When we said yes we were rewarded, vindicated with a certain confidence we had in no other arena of life. There, in the midst of our destined art form, we became something new, something powerful, something capable of creation. We found our voice! 

Art as War (Part 4)

So the time must come for the artist to decide fundamentally what he wants. He must decide what he really wants to do with his art - NOT what kind of art he wants to make, but what impact he hopes it will leave. Intentionally unintentional.

In other words, the things you create have an impact on people. Now, of course, we can not control how people will experience that art (we can not know what experiences they will bring to interpret it), but we can control what we are trying to say.

This is not pedantic or coerced art. This is not us telling inspiration what to do. This is very, very high level work. It require some years of doing to survey others: how does this music effect you? What does it do for you? Why do you listen?

Connecting their experience with our desire is probably the goal here, but we design the experience. There is no doubt about it. That is our job. We make the calls. We deliberate over the colors and chords and words before they see them.

We do not ask their advice. We create. We can seek input, but we discern. We are responsible to the muse. We must take ownership of the piece, no matter how collaboratively it was created. For the movie director that is very collaborative.

Still, there is only one listed as The Director. Someone has to be the leader. Someone has to make the final calls. Someone has to take responsibility. Not just for commercial success, but for emotional impact. Where will this experience lead people?

It is an offering though. Remember, our artistic creations are offerings, ultimately to the Muse who inspired them. They are meant to be received there first. After that, we can not really know how a piece will connect with people. It is not for us to know.

And the reality is art is ridiculous. But that is what makes it powerful! Art is frivolous, impractical, nonsensical. At best it entertains. At worse it completely distracts. Still without it as Dostoevsky once said, we are left only with reality and political solutions.

Without art there is no imagination. The world becomes a very dark place. Chapter 7 of Notes from the Underground contain his “the most advantageous advantage” philosophy, noting the power of a man who acts out of his own volition.

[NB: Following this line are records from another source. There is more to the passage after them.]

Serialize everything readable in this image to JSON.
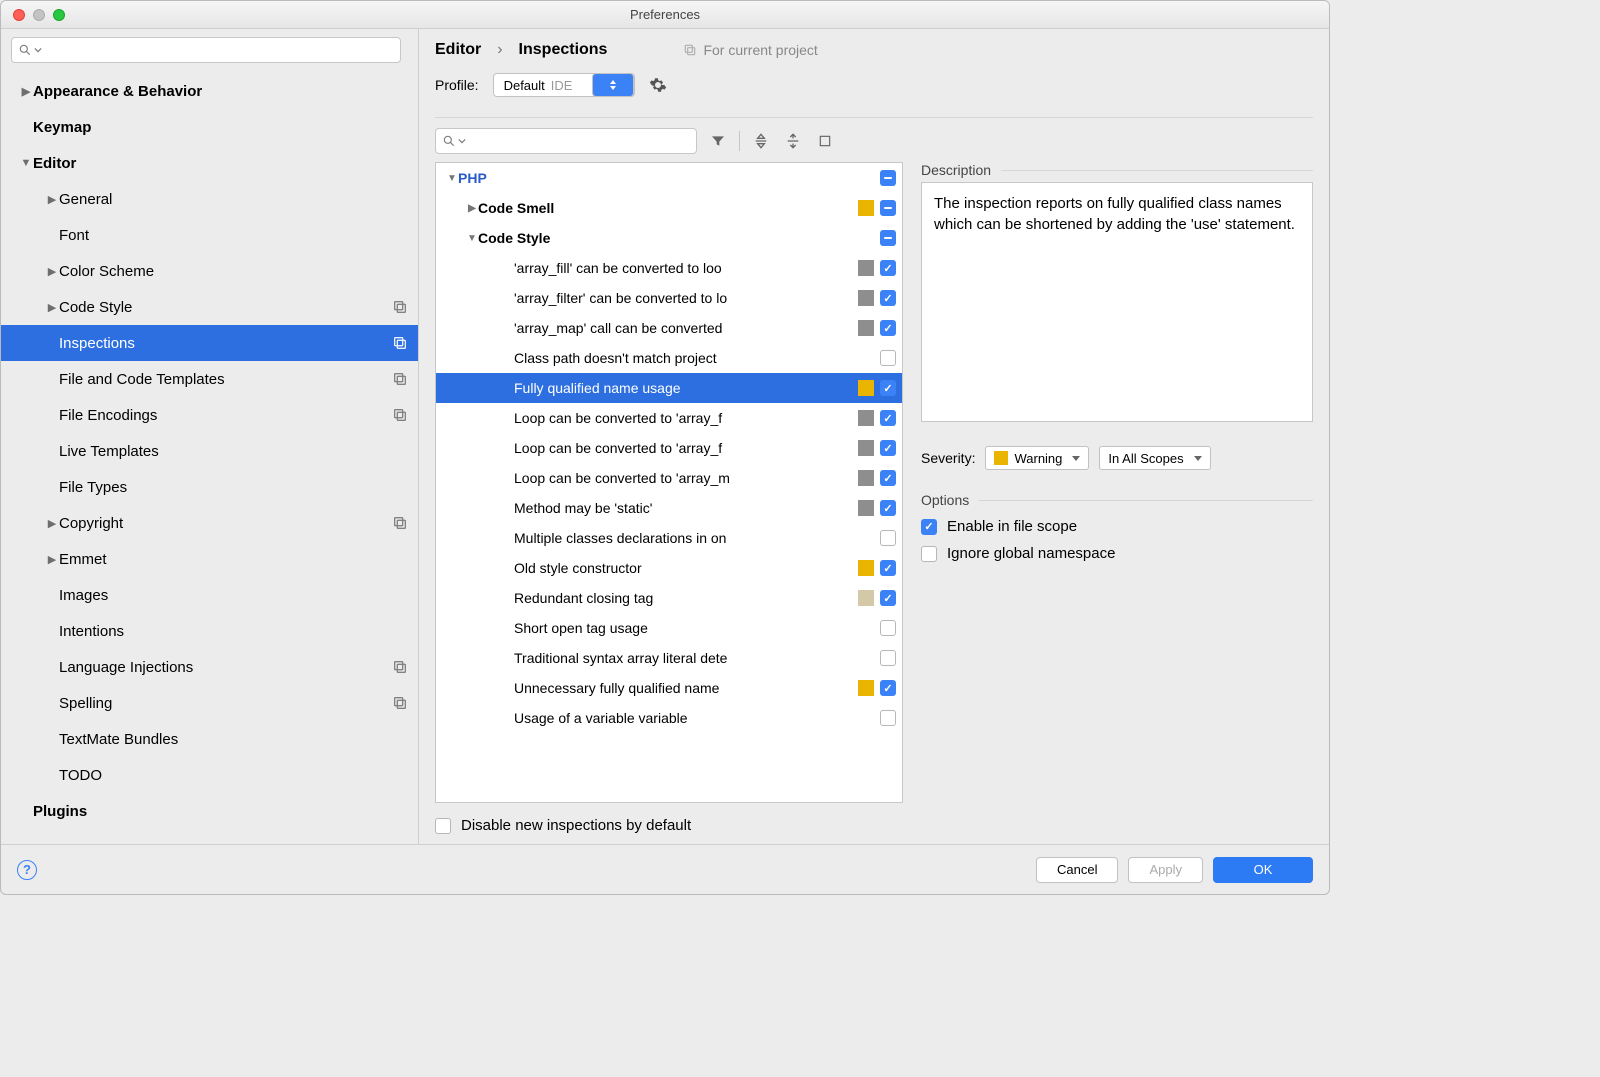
{
  "window": {
    "title": "Preferences"
  },
  "breadcrumb": {
    "parent": "Editor",
    "arrow": "›",
    "current": "Inspections",
    "scope": "For current project"
  },
  "profile": {
    "label": "Profile:",
    "value": "Default",
    "tag": "IDE"
  },
  "sidebar": {
    "items": [
      {
        "label": "Appearance & Behavior",
        "depth": 0,
        "arrow": "▶",
        "bold": true
      },
      {
        "label": "Keymap",
        "depth": 0,
        "bold": true
      },
      {
        "label": "Editor",
        "depth": 0,
        "arrow": "▼",
        "bold": true
      },
      {
        "label": "General",
        "depth": 1,
        "arrow": "▶"
      },
      {
        "label": "Font",
        "depth": 1
      },
      {
        "label": "Color Scheme",
        "depth": 1,
        "arrow": "▶"
      },
      {
        "label": "Code Style",
        "depth": 1,
        "arrow": "▶",
        "icon": true
      },
      {
        "label": "Inspections",
        "depth": 1,
        "icon": true,
        "selected": true
      },
      {
        "label": "File and Code Templates",
        "depth": 1,
        "icon": true
      },
      {
        "label": "File Encodings",
        "depth": 1,
        "icon": true
      },
      {
        "label": "Live Templates",
        "depth": 1
      },
      {
        "label": "File Types",
        "depth": 1
      },
      {
        "label": "Copyright",
        "depth": 1,
        "arrow": "▶",
        "icon": true
      },
      {
        "label": "Emmet",
        "depth": 1,
        "arrow": "▶"
      },
      {
        "label": "Images",
        "depth": 1
      },
      {
        "label": "Intentions",
        "depth": 1
      },
      {
        "label": "Language Injections",
        "depth": 1,
        "icon": true
      },
      {
        "label": "Spelling",
        "depth": 1,
        "icon": true
      },
      {
        "label": "TextMate Bundles",
        "depth": 1
      },
      {
        "label": "TODO",
        "depth": 1
      },
      {
        "label": "Plugins",
        "depth": 0,
        "bold": true
      }
    ]
  },
  "inspections": {
    "items": [
      {
        "label": "PHP",
        "level": 0,
        "arrow": "▼",
        "cb": "mix"
      },
      {
        "label": "Code Smell",
        "level": 1,
        "arrow": "▶",
        "sev": "yellow",
        "cb": "mix"
      },
      {
        "label": "Code Style",
        "level": 1,
        "arrow": "▼",
        "cb": "mix"
      },
      {
        "label": "'array_fill' can be converted to loo",
        "level": 2,
        "sev": "gray",
        "cb": "on"
      },
      {
        "label": "'array_filter' can be converted to lo",
        "level": 2,
        "sev": "gray",
        "cb": "on"
      },
      {
        "label": "'array_map' call can be converted ",
        "level": 2,
        "sev": "gray",
        "cb": "on"
      },
      {
        "label": "Class path doesn't match project ",
        "level": 2,
        "sev": "none",
        "cb": "off"
      },
      {
        "label": "Fully qualified name usage",
        "level": 2,
        "sev": "yellow",
        "cb": "on",
        "selected": true
      },
      {
        "label": "Loop can be converted to 'array_f",
        "level": 2,
        "sev": "gray",
        "cb": "on"
      },
      {
        "label": "Loop can be converted to 'array_f",
        "level": 2,
        "sev": "gray",
        "cb": "on"
      },
      {
        "label": "Loop can be converted to 'array_m",
        "level": 2,
        "sev": "gray",
        "cb": "on"
      },
      {
        "label": "Method may be 'static'",
        "level": 2,
        "sev": "gray",
        "cb": "on"
      },
      {
        "label": "Multiple classes declarations in on",
        "level": 2,
        "sev": "none",
        "cb": "off"
      },
      {
        "label": "Old style constructor",
        "level": 2,
        "sev": "yellow",
        "cb": "on"
      },
      {
        "label": "Redundant closing tag",
        "level": 2,
        "sev": "beige",
        "cb": "on"
      },
      {
        "label": "Short open tag usage",
        "level": 2,
        "sev": "none",
        "cb": "off"
      },
      {
        "label": "Traditional syntax array literal dete",
        "level": 2,
        "sev": "none",
        "cb": "off"
      },
      {
        "label": "Unnecessary fully qualified name",
        "level": 2,
        "sev": "yellow",
        "cb": "on"
      },
      {
        "label": "Usage of a variable variable",
        "level": 2,
        "sev": "none",
        "cb": "off"
      }
    ]
  },
  "description": {
    "header": "Description",
    "text": "The inspection reports on fully qualified class names which can be shortened by adding the 'use' statement."
  },
  "severity": {
    "label": "Severity:",
    "value": "Warning",
    "scope": "In All Scopes"
  },
  "options": {
    "header": "Options",
    "opt1": "Enable in file scope",
    "opt2": "Ignore global namespace"
  },
  "disable": {
    "label": "Disable new inspections by default"
  },
  "footer": {
    "cancel": "Cancel",
    "apply": "Apply",
    "ok": "OK"
  }
}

Men who act from the inside out have a rare freedom. It is not independence as we think of it today. That mostly means detachment, aloofment, today’s “rationality.” What he is talking about is truly being free from cause and effect thinking.

Doing something to do it. That may be a guttural definition of art. Why a man does it, other than some internal drive to create, is a mystery, even to him. That’s the beauty, that’s the war cry of art. I seek to please no one here but the non-rational drive in me!

That is about the point the artist really starts to make art. The critic becomes a figment. Hipster celebrity and taste-making become a sideshow. The real stage is this live birth of something un-contained, something direct from the gods themselves.

As artist we are the mother, not the father. We are the carrier, but the Seed has divine origin. We become like Mary, overwhelmed by the Spirit and suddenly into an adventure unlike any other. The artist echoes, “Let it be.”

Of course, as "mother" we birth the baby. We have the labor pains. We are inconvenienced by discomfort. Like a mother we also prepare knowing that from the day that baby is born the goal will be someday to let it go, to send it off.

We are plagued by the inevitable tension of loving something so much that we can not keep to ourselves. It is completely ours for a while. It is completely dependent upon us for many years. But someday it will get a life of its own and do what it will.

In those days, we can not control it. Once out into the real world it creates its own life. We direct it. And, of course, for many years we speak directly into it, influencing its outcomes. But the point is that it becomes its own independent life.

That is both comforting and terrifying for most artists. “That piece is part of my soul, now the world will see my barred secrets and judge me.” Yes, like a parent, it is true. We will be judged by our kids. But also like a parent of an adult, we won’t.